### What the task asks
Pick every line from the data below that contains the string "number" and copy it.

[Data records for software interfaces]
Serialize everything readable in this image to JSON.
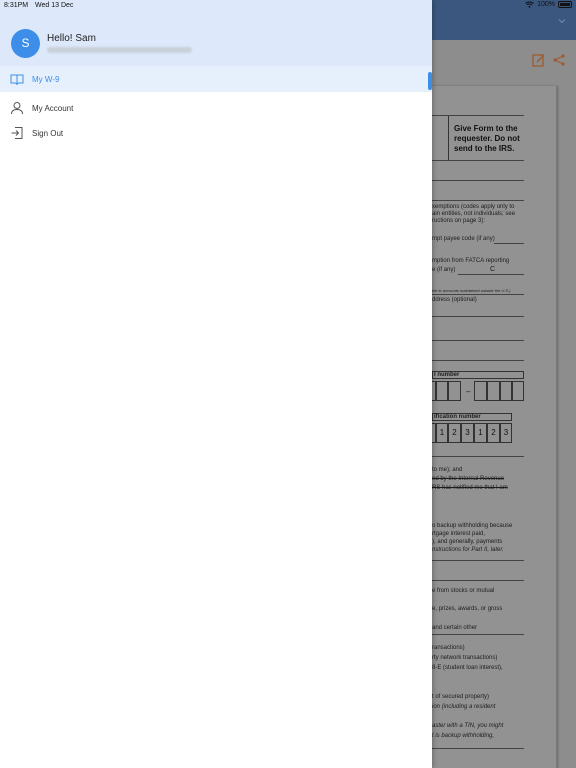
{
  "status_bar": {
    "time": "8:31PM",
    "date": "Wed 13 Dec",
    "battery": "100%"
  },
  "drawer": {
    "avatar_initial": "S",
    "greeting": "Hello! Sam",
    "menu": [
      {
        "label": "My W-9",
        "icon": "book-icon",
        "active": true
      },
      {
        "label": "My Account",
        "icon": "user-icon",
        "active": false
      },
      {
        "label": "Sign Out",
        "icon": "sign-out-icon",
        "active": false
      }
    ]
  },
  "document": {
    "give_form": [
      "Give Form to the",
      "requester. Do not",
      "send to the IRS."
    ],
    "exemptions": [
      "xemptions (codes apply only to",
      "ain entities, not individuals; see",
      "ructions on page 3):"
    ],
    "exempt_payee": "mpt payee code (if any)",
    "fatca": "mption from FATCA reporting",
    "fatca_if_any": "e (if any)",
    "fatca_value": "C",
    "accounts_note": "ble to accounts maintained outside the U.S.)",
    "address_optional": "ddress (optional)",
    "number_label": "l number",
    "ein_label": "ification number",
    "ein_digits": [
      "1",
      "2",
      "3",
      "1",
      "2",
      "3"
    ],
    "cert_lines": [
      "to me); and",
      "ed by the Internal Revenue",
      "RS has notified me that I am"
    ],
    "backup_lines": [
      "o backup withholding because",
      "rtgage interest paid,",
      "), and generally, payments",
      "nstructions for Part II, later."
    ],
    "stocks_line": "e from stocks or mutual",
    "prizes_line": "e, prizes, awards, or gross",
    "other_line": "and certain other",
    "transactions_lines": [
      "ransactions)",
      "rty network transactions)",
      "8-E (student loan interest),"
    ],
    "property_lines": [
      "t of secured property)",
      "ion (including a resident"
    ],
    "tin_lines": [
      "aster with a TIN, you might",
      "t is backup withholding,"
    ]
  }
}
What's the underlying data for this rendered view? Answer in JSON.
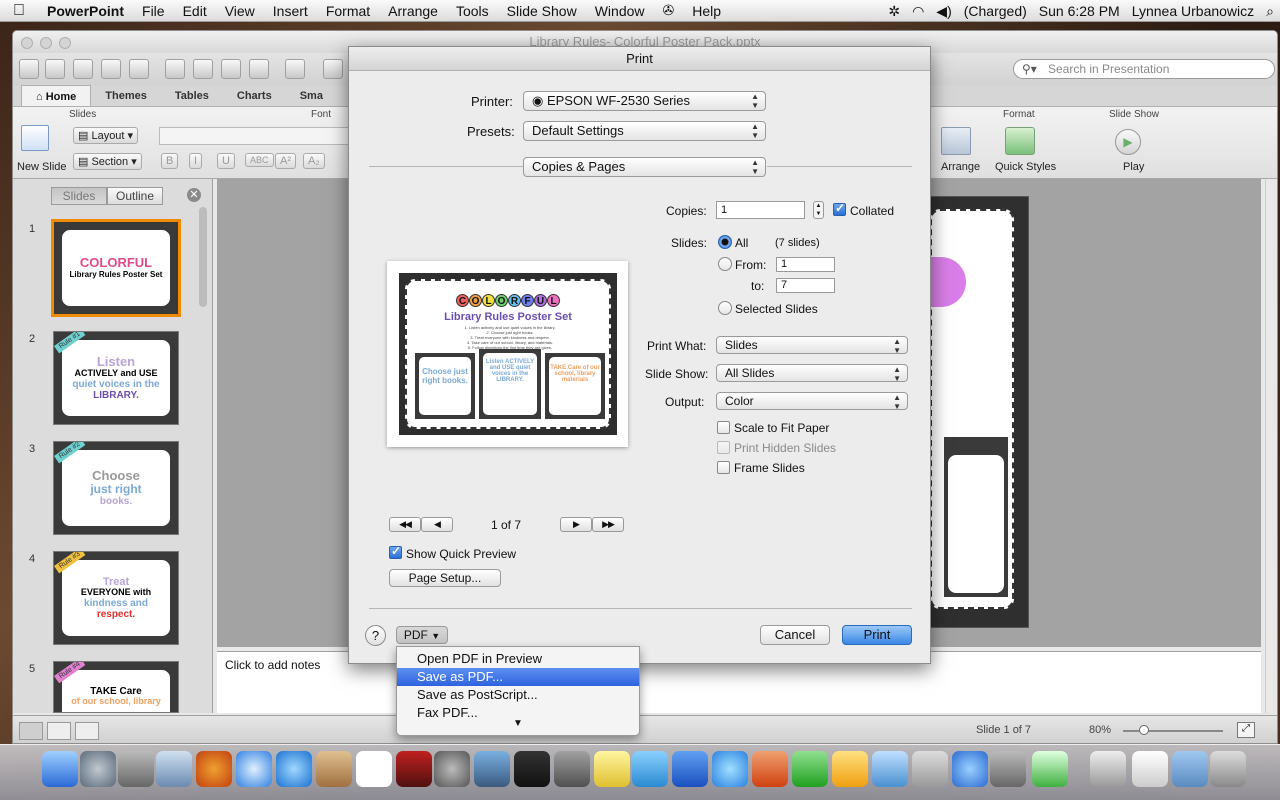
{
  "menubar": {
    "apple": "",
    "app_name": "PowerPoint",
    "items": [
      "File",
      "Edit",
      "View",
      "Insert",
      "Format",
      "Arrange",
      "Tools",
      "Slide Show",
      "Window",
      "✇",
      "Help"
    ],
    "status": {
      "bluetooth": "✲",
      "wifi": "◠",
      "volume": "◀)",
      "battery": "(Charged)",
      "clock": "Sun 6:28 PM",
      "user": "Lynnea Urbanowicz",
      "spotlight": "⌕"
    }
  },
  "window": {
    "title": "Library Rules- Colorful Poster Pack.pptx",
    "search_placeholder": "Search in Presentation"
  },
  "ribbon": {
    "tabs": [
      "Home",
      "Themes",
      "Tables",
      "Charts",
      "Sma"
    ],
    "groups": {
      "slides": "Slides",
      "font": "Font",
      "format": "Format",
      "slideshow": "Slide Show"
    },
    "new_slide": "New Slide",
    "layout": "Layout",
    "section": "Section",
    "font_buttons": [
      "B",
      "I",
      "U",
      "ABC",
      "A²",
      "A₂"
    ],
    "arrange": "Arrange",
    "quick_styles": "Quick Styles",
    "play": "Play"
  },
  "left_panel": {
    "tabs": [
      "Slides",
      "Outline"
    ],
    "close": "✕",
    "slides": [
      {
        "num": "1",
        "lines": [
          "COLORFUL",
          "Library Rules Poster Set",
          "",
          ""
        ],
        "rule": ""
      },
      {
        "num": "2",
        "lines": [
          "Listen",
          "ACTIVELY and USE",
          "quiet voices in the",
          "LIBRARY."
        ],
        "rule": "Rule #1"
      },
      {
        "num": "3",
        "lines": [
          "Choose",
          "just right",
          "books.",
          ""
        ],
        "rule": "Rule #2"
      },
      {
        "num": "4",
        "lines": [
          "Treat",
          "EVERYONE with",
          "kindness and",
          "respect."
        ],
        "rule": "Rule #3"
      },
      {
        "num": "5",
        "lines": [
          "TAKE Care",
          "of our school, library",
          "",
          ""
        ],
        "rule": "Rule #4"
      }
    ]
  },
  "notes": {
    "placeholder": "Click to add notes"
  },
  "statusbar": {
    "slide_indicator": "Slide 1 of 7",
    "zoom": "80%"
  },
  "print_dialog": {
    "title": "Print",
    "printer_label": "Printer:",
    "printer_value": "EPSON WF-2530 Series",
    "presets_label": "Presets:",
    "presets_value": "Default Settings",
    "section_value": "Copies & Pages",
    "copies_label": "Copies:",
    "copies_value": "1",
    "collated_label": "Collated",
    "collated_checked": true,
    "slides_label": "Slides:",
    "all_label": "All",
    "slide_count": "(7 slides)",
    "from_label": "From:",
    "from_value": "1",
    "to_label": "to:",
    "to_value": "7",
    "selected_slides_label": "Selected Slides",
    "print_what_label": "Print What:",
    "print_what_value": "Slides",
    "slide_show_label": "Slide Show:",
    "slide_show_value": "All Slides",
    "output_label": "Output:",
    "output_value": "Color",
    "scale_label": "Scale to Fit Paper",
    "hidden_label": "Print Hidden Slides",
    "frame_label": "Frame Slides",
    "page_indicator": "1 of 7",
    "show_preview_label": "Show Quick Preview",
    "page_setup_label": "Page Setup...",
    "help": "?",
    "pdf_label": "PDF",
    "cancel_label": "Cancel",
    "print_label": "Print",
    "preview": {
      "title_letters": [
        "C",
        "O",
        "L",
        "O",
        "R",
        "F",
        "U",
        "L"
      ],
      "subtitle": "Library Rules Poster Set",
      "rules": [
        "1. Listen actively and use quiet voices in the library.",
        "2. Choose just right books.",
        "3. Treat everyone with kindness and respect.",
        "4. Take care of our school, library, and materials.",
        "5. Follow directions the first time they are given."
      ],
      "mini_texts": [
        "Choose just right books.",
        "Listen ACTIVELY and USE quiet voices in the LIBRARY.",
        "TAKE Care of our school, library materials"
      ]
    }
  },
  "pdf_menu": {
    "items": [
      "Open PDF in Preview",
      "Save as PDF...",
      "Save as PostScript...",
      "Fax PDF..."
    ],
    "highlighted": 1,
    "more": "▼"
  },
  "colors": {
    "accent": "#3a88e6",
    "highlight": "#2e63df",
    "selected_thumb": "#f08a00"
  }
}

### Problem solution
    "number_label": "l number",
    "ein_label": "ification number",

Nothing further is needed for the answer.